READER'S ROCK LIFESTYLE MAGAZINE VOL 2 ISSUE 4 NOVEMBER 2014 Volume 1 Issue 2 July - August 2013 - Page 7

Was the face of the Sphinx then retooled in his image? Regardless of the face that now adorns the Sphinx, the practice of recarving the image does not account for the steep slant of the forehead when compared to these Pharaohs’ other statues, an error that the ancient artisans would not have made on purpose. The real controversy in regards to the head of the Sphinx is that it could be much older than either of these Pharaohs whose image it may now bare. There is some evidence to suggest that two of the temples that sit below the Sphinx, known as the Valley Temple and what remains of the Old Sphinx Temple, were built long before the pyramids.
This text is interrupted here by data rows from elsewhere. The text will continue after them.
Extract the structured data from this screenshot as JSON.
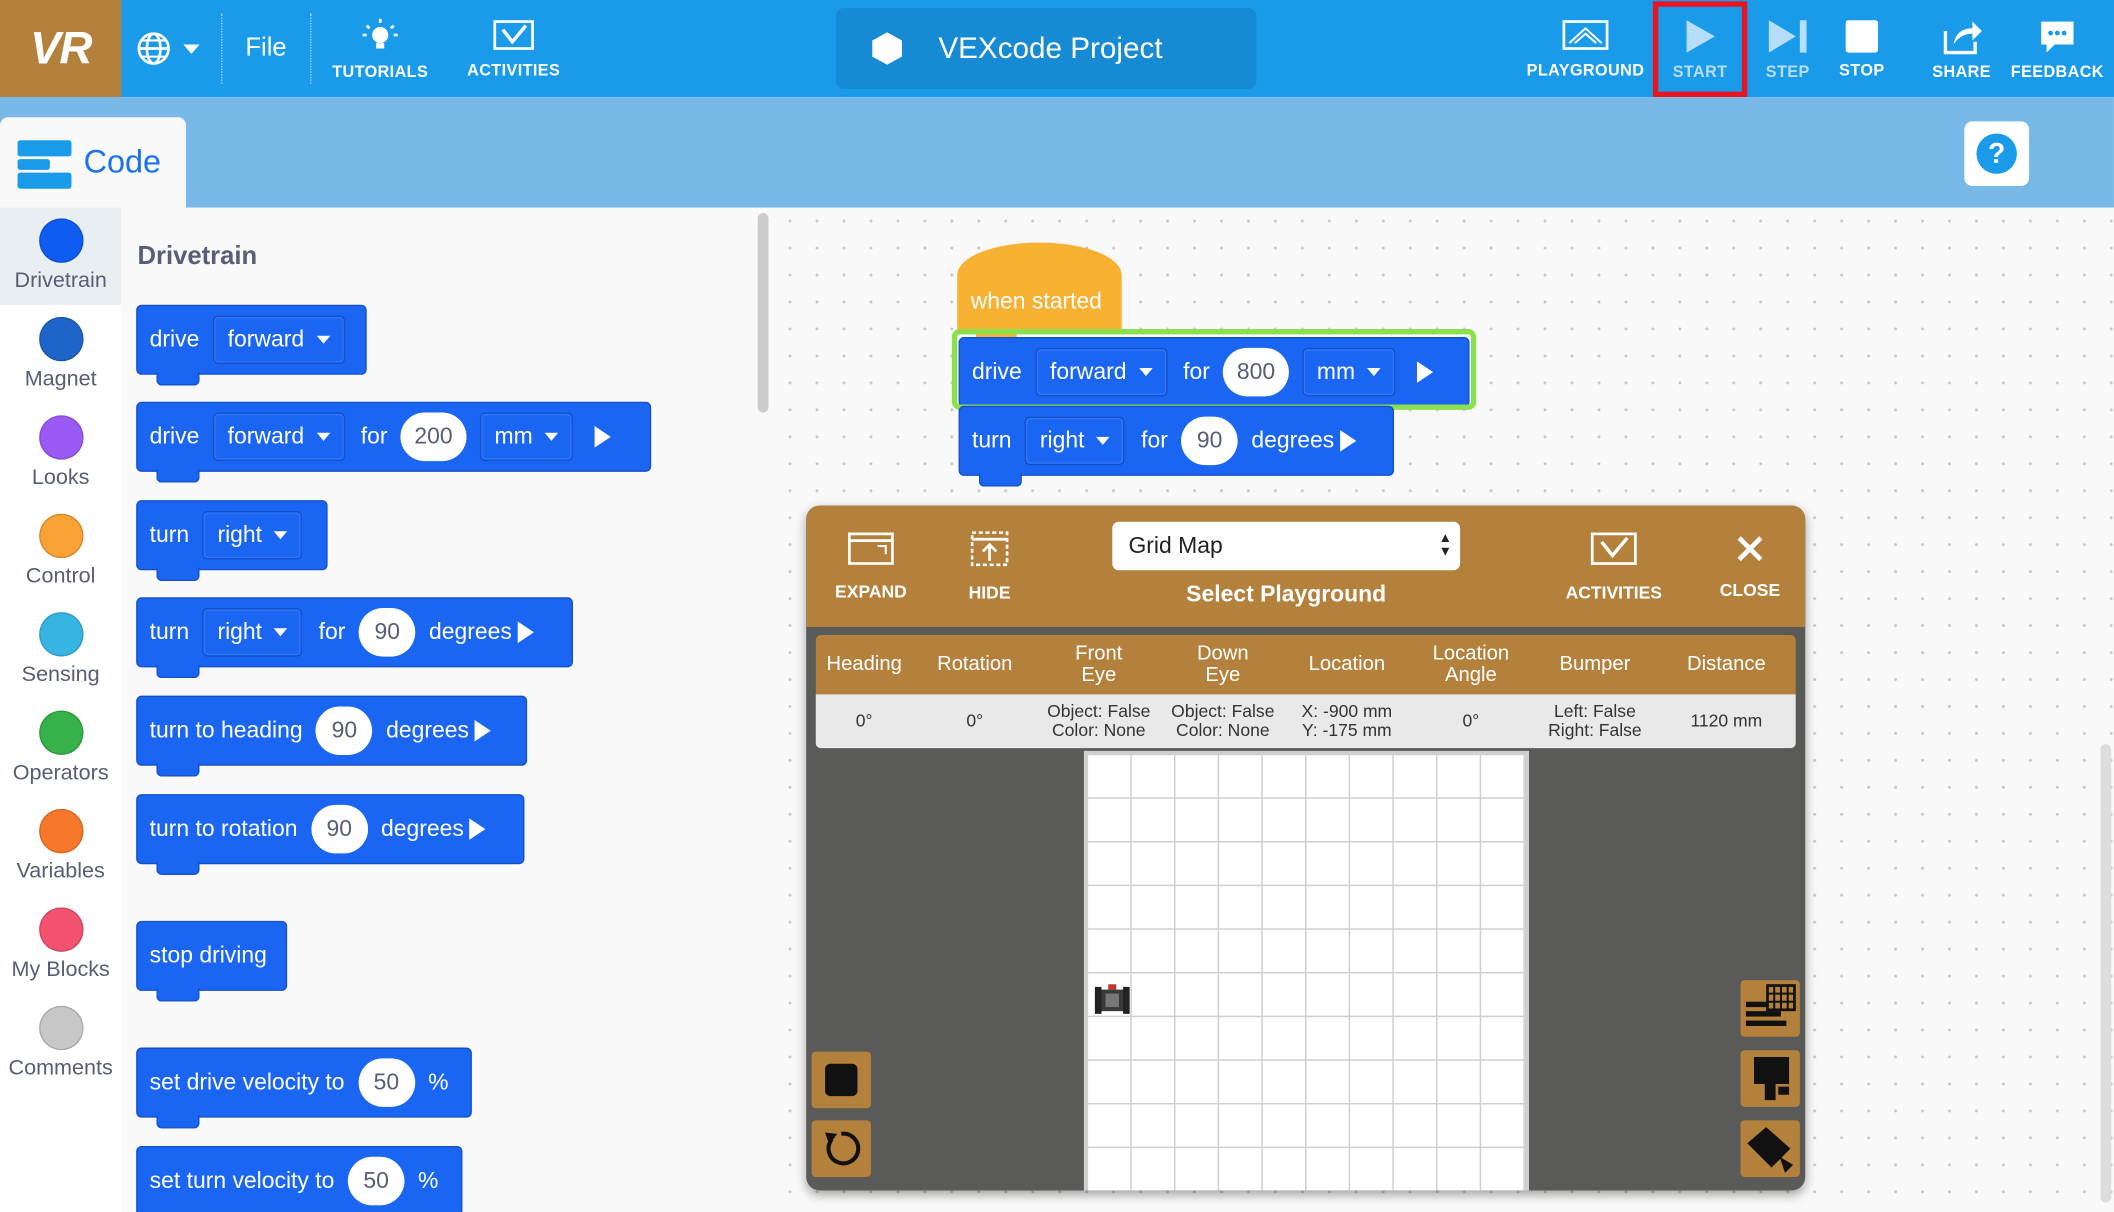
{
  "topbar": {
    "logo": "VR",
    "file": "File",
    "tutorials": "TUTORIALS",
    "activities": "ACTIVITIES",
    "project_name": "VEXcode Project",
    "playground": "PLAYGROUND",
    "start": "START",
    "step": "STEP",
    "stop": "STOP",
    "share": "SHARE",
    "feedback": "FEEDBACK",
    "accent": "#1a9bea",
    "highlight": "#e8141f"
  },
  "code_tab": "Code",
  "categories": [
    {
      "label": "Drivetrain",
      "color": "#0f5cf2"
    },
    {
      "label": "Magnet",
      "color": "#1f64c8"
    },
    {
      "label": "Looks",
      "color": "#9b59f5"
    },
    {
      "label": "Control",
      "color": "#f8a134"
    },
    {
      "label": "Sensing",
      "color": "#37b5e2"
    },
    {
      "label": "Operators",
      "color": "#37b24a"
    },
    {
      "label": "Variables",
      "color": "#f7782a"
    },
    {
      "label": "My Blocks",
      "color": "#f2526f"
    },
    {
      "label": "Comments",
      "color": "#c7c7c7"
    }
  ],
  "flyout": {
    "title": "Drivetrain",
    "b1": {
      "cmd": "drive",
      "dir": "forward"
    },
    "b2": {
      "cmd": "drive",
      "dir": "forward",
      "for": "for",
      "value": "200",
      "unit": "mm"
    },
    "b3": {
      "cmd": "turn",
      "dir": "right"
    },
    "b4": {
      "cmd": "turn",
      "dir": "right",
      "for": "for",
      "value": "90",
      "unit": "degrees"
    },
    "b5": {
      "text": "turn to heading",
      "value": "90",
      "unit": "degrees"
    },
    "b6": {
      "text": "turn to rotation",
      "value": "90",
      "unit": "degrees"
    },
    "b7": {
      "text": "stop driving"
    },
    "b8": {
      "text": "set drive velocity to",
      "value": "50",
      "unit": "%"
    },
    "b9": {
      "text": "set turn velocity to",
      "value": "50",
      "unit": "%"
    }
  },
  "workspace": {
    "hat": "when started",
    "s1": {
      "cmd": "drive",
      "dir": "forward",
      "for": "for",
      "value": "800",
      "unit": "mm"
    },
    "s2": {
      "cmd": "turn",
      "dir": "right",
      "for": "for",
      "value": "90",
      "unit": "degrees"
    }
  },
  "playground": {
    "expand": "EXPAND",
    "hide": "HIDE",
    "select_value": "Grid Map",
    "select_label": "Select Playground",
    "activities": "ACTIVITIES",
    "close": "CLOSE",
    "headers": [
      "Heading",
      "Rotation",
      "Front\nEye",
      "Down\nEye",
      "Location",
      "Location\nAngle",
      "Bumper",
      "Distance"
    ],
    "row": [
      "0°",
      "0°",
      "Object: False\nColor: None",
      "Object: False\nColor: None",
      "X: -900 mm\nY: -175 mm",
      "0°",
      "Left: False\nRight: False",
      "1120 mm"
    ]
  }
}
One argument for this is that the stone footings placed along the base of these buildings are much larger and unlike other structures of the same size built at that time. The Sphinx Temple was also constructed to have a nice view of the Sphinx, another indication that it existed before the Temple. There is also another strange anomaly about them. The stone walls are not adorned or decorated with hieroglyphs like the walls inside other temples built in that same period. We can date part of the Sphinx. In the Fourth Dynasty, stones quarried from around the body of the Sphinx were used to build the pyramids that sit behind it. The head of the Sphinx, however, remains an enigma. It was most likely exposed long before the building of the pyramids on the Giza Plateau as the weathering of the stones does not match. True, it is of a harder deposit, but the head was exposed in the landscape not only in the tale of Thutmose but again when Napoleon and his group of scientists and artisans came upon it in 1800. It is only the body that was covered for centuries and most likely the head was always above the ever-shifting sands. It is easy to see that like many of the rock formations that dot the landscape in the desert, that also take the form of an animal, that the head of the lioness was already a prominent outcropping and was highly revered long before Amenhotep chose the area for the building of the pyramids. In fact, it may very well be because of the sacred spot it occupied that the famous architect chose the spot. So how old could it be? There is an account in the ancient stories that tells us that all of the Pharoahs of Egypt were crowned in a ceremony held at this site. The Sphinx is known as the goddess that selected the new Pharaoh. In a procession that started in Memphis they approached the Sphinx from the Nile and on to Luxor in a coronation that transformed the Pharaoh from a man into a living god by his receiving the royal ka, or soul. What was it about this area that made it so auspicious that every Pharaoh was both taken there at the beginning of his reign and at his death? The Opening of the Mouth ceremony also took place at the Valley Temple, preparing the Pharaoh after death for his journey through Amduat. This has also lead to speculation that the original face was that of Anubis, the god of embalming. So important was the site that Napoleon, Alexander the Great, and Cleopatra made sure to stand before its giant paws to claim their right to rule. The other physical detail about the Great Sphinx that should not be overlooked is the folded headdress, or nemes, which adorns the megalith. It is the head covering worn by Shu, the god of the sky, atmosphere, light, and wind. He, too, is depicted as a lion along with his mate Tefnut, the goddess of moisture. The gold and dark blue stripes that decorate this particular headdress are associated with the day and night and were worn only by the Pharaoh as a symbol of power. Scientists have even found that the striped nemes which adorns the Sphinx was once painted gold and blue. Looking further into the mythology surrounding this goddess gives us even more clues as to who she really was. One of the ancient stories tells of Ra calling upon Sekhmet to reap his vengeance on man for attempting to overthrow him. The lioness turned the fields to blood in her efforts, and it wasn’t until Ra took pity on man that he tried to pacify her blood lust with mead dyed by red ochre. Hathor, her human counterpart, also wears a red disk on her head between the horns of fertility. A little known fact about ancient Egypt is that each area had its own version of the creation myth and a different set of gods that they revered. Powerful city states like Memphis and Thebes produced many of the Pharaohs that ruled Egypt, and it was the gods of these cities that were worshiped as the chief gods of ancient Egypt. These prominent gods eventually merged forming unions such as Amun-Ra.